Mercuria's third founder: China head eyes long game
The little known Asia head of Mercuria will be key in tying the Swiss commodity trader's $3.5 billion acquisition of JP Morgan Chase and Co's physical commodity desk into the company's China business.
One of China's first oil traders in the 1980s, Han Jin set up Mercuria's Beijing office at the same time it opened its Geneva headquarters in 2004, giving Mercuria what he describes as a "rich color of China" - a focus on the country - from day one.
A long-time friend of Mercuria co-founder Marco Dunand - Han and his young family once lived in Dunand's London apartment - the Mercuria China head is known as a strong relationship builder, who can network with bureaucrats and energy officials.
He was the third active founding director when Dunand and Daniel Jaeggi set up the commodities firm, now looking to challenge metal trading giants such as Glencore Plc (GLEN.L) and Trafigura AG TRAFGF.UK.
"Where we differentiate from our competitors is our marathon style race," Han told Reuters by phone from his base in Geneva.
Mercuria, already the largest foreign importer of fuel oil to China, has been positioning itself for further liberalization of China's oil markets.
Mercuria has pledged to spend 9 billion yuan ($1.5 billion) by 2016/17 to build crude terminals and storage tanks in eastern Shandong province, an investment unmatched by competitors, betting that the facilities will be in hot demand when the market opens.
Han says the trader will be able to leverage JPMorgan's strength in gas and power markets in North America after the closing of the deal in the next few weeks to boost its growth.
"This acquisition will strengthen Mercuria China's crude oil, LNG and metals business," Han said.

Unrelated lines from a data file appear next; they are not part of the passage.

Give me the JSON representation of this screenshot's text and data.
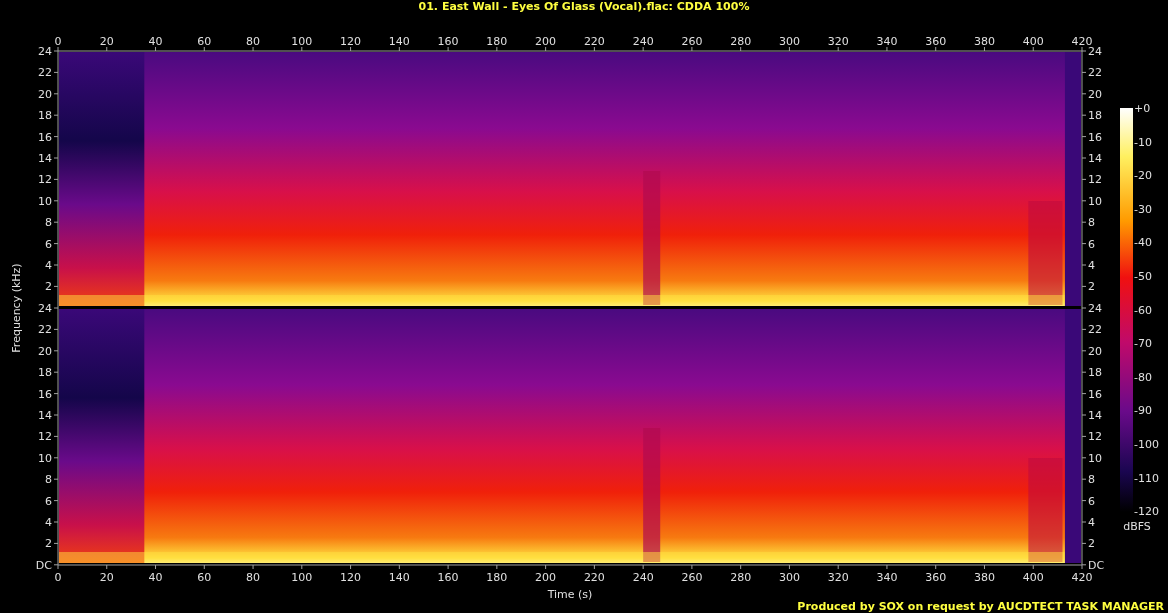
{
  "title": "01. East Wall - Eyes Of Glass (Vocal).flac: CDDA 100%",
  "time_axis": {
    "label": "Time (s)",
    "top_ticks": [
      "0",
      "20",
      "40",
      "60",
      "80",
      "100",
      "120",
      "140",
      "160",
      "180",
      "200",
      "220",
      "240",
      "260",
      "280",
      "300",
      "320",
      "340",
      "360",
      "380",
      "400",
      "420"
    ],
    "bottom_ticks": [
      "0",
      "20",
      "40",
      "60",
      "80",
      "100",
      "120",
      "140",
      "160",
      "180",
      "200",
      "220",
      "240",
      "260",
      "280",
      "300",
      "320",
      "340",
      "360",
      "380",
      "400",
      "420"
    ]
  },
  "frequency_axis": {
    "label": "Frequency (kHz)"
  },
  "channels": [
    {
      "left_ticks": [
        "24",
        "22",
        "20",
        "18",
        "16",
        "14",
        "12",
        "10",
        "8",
        "6",
        "4",
        "2"
      ],
      "right_ticks": [
        "24",
        "22",
        "20",
        "18",
        "16",
        "14",
        "12",
        "10",
        "8",
        "6",
        "4",
        "2"
      ]
    },
    {
      "left_ticks": [
        "24",
        "22",
        "20",
        "18",
        "16",
        "14",
        "12",
        "10",
        "8",
        "6",
        "4",
        "2",
        "DC"
      ],
      "right_ticks": [
        "24",
        "22",
        "20",
        "18",
        "16",
        "14",
        "12",
        "10",
        "8",
        "6",
        "4",
        "2",
        "DC"
      ]
    }
  ],
  "colorbar": {
    "ticks": [
      "+0",
      "-10",
      "-20",
      "-30",
      "-40",
      "-50",
      "-60",
      "-70",
      "-80",
      "-90",
      "-100",
      "-110",
      "-120"
    ],
    "unit": "dBFS"
  },
  "footer": "Produced by SOX on request by AUCDTECT TASK MANAGER"
}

His near-term plans include bringing to China JPMorgan's Henry Bath & Sons Ltd metals warehousing firm, a prize asset with facilities from Singapore to Rotterdam.
The move would follow an alleged financing fraud at China's Qingdao port that has left banks and traders, including Mercuria, exposed to at least $930 million in losses.

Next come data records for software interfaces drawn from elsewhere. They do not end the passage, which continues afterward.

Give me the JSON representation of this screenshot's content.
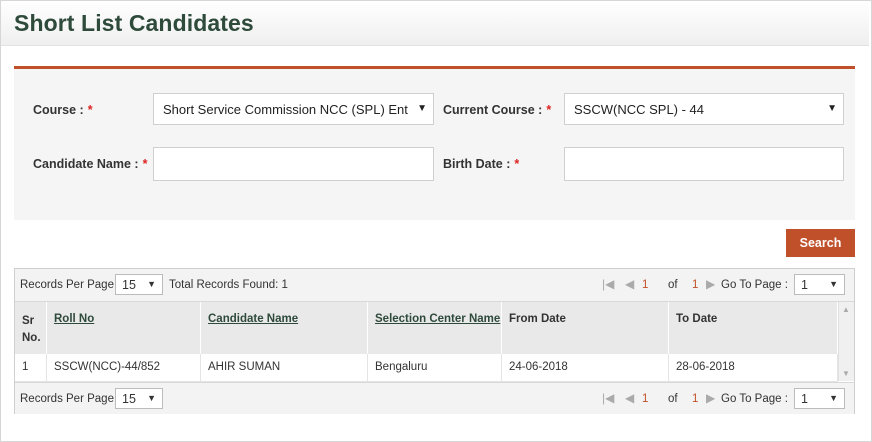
{
  "page": {
    "title": "Short List Candidates"
  },
  "form": {
    "course_label": "Course :",
    "course_value": "Short Service Commission NCC (SPL) Ent",
    "current_course_label": "Current Course :",
    "current_course_value": "SSCW(NCC SPL) - 44",
    "candidate_name_label": "Candidate Name :",
    "candidate_name_value": "",
    "birth_date_label": "Birth Date :",
    "birth_date_value": "",
    "required_mark": "*",
    "search_label": "Search"
  },
  "pager": {
    "records_per_page_label": "Records Per Page :",
    "records_per_page_value": "15",
    "total_records_text": "Total Records Found: 1",
    "current_page": "1",
    "of_label": "of",
    "total_pages": "1",
    "go_to_label": "Go To Page :",
    "go_to_value": "1"
  },
  "table": {
    "headers": [
      "Sr No.",
      "Roll No",
      "Candidate Name",
      "Selection Center Name",
      "From Date",
      "To Date"
    ],
    "rows": [
      [
        "1",
        "SSCW(NCC)-44/852",
        "AHIR SUMAN",
        "Bengaluru",
        "24-06-2018",
        "28-06-2018"
      ]
    ]
  },
  "colors": {
    "accent": "#c0502a",
    "title": "#2e4a3b",
    "link": "#2e4a3b",
    "required": "#dd2222"
  },
  "icons": [
    "dropdown-arrow-icon",
    "first-page-icon",
    "prev-page-icon",
    "next-page-icon",
    "scroll-up-icon",
    "scroll-down-icon"
  ]
}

The alleged scam - in which a Chinese trading firm is suspected by local authorities of fraudulently using a single cargo of metal as collateral for multiple loans - has shaken the confidence of banks and merchants in Western metals storage firms that rely on local agents to oversee warehouse operations.

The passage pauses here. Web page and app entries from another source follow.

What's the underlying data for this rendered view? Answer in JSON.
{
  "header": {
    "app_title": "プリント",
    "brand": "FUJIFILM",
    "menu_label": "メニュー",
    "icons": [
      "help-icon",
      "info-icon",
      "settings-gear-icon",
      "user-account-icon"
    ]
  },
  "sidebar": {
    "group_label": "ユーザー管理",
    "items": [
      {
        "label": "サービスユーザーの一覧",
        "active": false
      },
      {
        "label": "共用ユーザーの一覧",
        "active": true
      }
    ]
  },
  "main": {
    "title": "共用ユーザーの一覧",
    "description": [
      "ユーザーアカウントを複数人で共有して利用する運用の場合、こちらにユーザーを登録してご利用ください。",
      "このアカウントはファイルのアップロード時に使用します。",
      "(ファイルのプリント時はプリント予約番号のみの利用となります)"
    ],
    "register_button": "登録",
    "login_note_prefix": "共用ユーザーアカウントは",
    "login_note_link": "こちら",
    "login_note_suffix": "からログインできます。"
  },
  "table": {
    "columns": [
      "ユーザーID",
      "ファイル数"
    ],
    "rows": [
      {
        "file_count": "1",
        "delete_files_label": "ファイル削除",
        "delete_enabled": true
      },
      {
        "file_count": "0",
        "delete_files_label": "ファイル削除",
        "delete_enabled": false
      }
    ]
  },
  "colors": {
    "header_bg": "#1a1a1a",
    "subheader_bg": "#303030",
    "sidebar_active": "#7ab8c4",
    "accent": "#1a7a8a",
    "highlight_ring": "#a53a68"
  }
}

Han first met Dunand in the winter of 1991, at a hunting party on a Scottish farm. Han, then 27, was opening a crude oil trading desk in London for China's monopoly oil trader Sinochem. Marco, then 29, was a diesel trader at Goldman Sachs (GS.N).
The son of a language professor, he was among a five-person team tasked with setting up China's first overseas window to tap global oil supplies beyond traditional exportersIndonesia and Oman. The move was well-timed. Three years later, China became a net crude oil importer.
Former acquaintances and colleagues describe Han as a creative trader, a pioneer who established China's oil business with socialist bloc nations such as the former Yugoslavia, as well as Taiwan, which Beijing regards as a renegade province.
To break into the Taiwan market back in 1992, Han hired Peter Rage, a Swedish national and oil broker, to be Sinochem's point man to liaise with Taiwan's Chinese Petroleum Corp (CPC) and Formosa. Sinochem, a top lifter of Iraqi oil during the first Gulf War, later became Taiwan's leading crude supplier.
In 1998, he left Sinochem for family reasons but stayed in London, casting around for work until he followed Dunand and Jaeggi to U.S. utility Sempra Energy, which was setting up a European energy desk.
"Han was out of a job for nearly half a year and couldn't afford a decent place for the family in London," said a Beijing-based executive who has known Han and Dunand since 1991.
It was Dunand, then a well-established trader, who took him in and offered Han and his family accommodation in his six-room flat in London.
"We are not only business associates, but also personal friends," said Han. "That is why we have very deep trust in each other."
He declined to give details of his stake in Mercuria, which last year posted record revenues of $112 billion and an estimated $400 million profit.
"Han is a super smart person, very well connected, thanks to his early days in London where many top government officials stopped by as a liaison point," said Gao Shan, a retired executive at Sinochem.
Mercuria has expanded in China faster than older and bigger rivals, traders who know Han say.
Han was behind a three-year deal for Mercuria to supply top refiner Sinopec Corp (0386.HK) with about 132 million barrels of Russian Urals crude from 2006, a significant deal for the time for an upstart trader, said a former acquaintance.
He also gives Mercuria's China-based trading staff more freedom to execute transactions than rivals whose China offices are mostly for information gathering and marketing.
While some competitors have criticized the strategy as over-aggressive and prone to unwanted risk, Li Xinhua, Mercuria China fuel oil chief says the day-to-day risk control is carried out by Han's long-time associate and China President Zhu Hong.
"Zhu is a highly meticulous character," said Li. "Han is like a galloping horse, a man of imagination...They complement each other."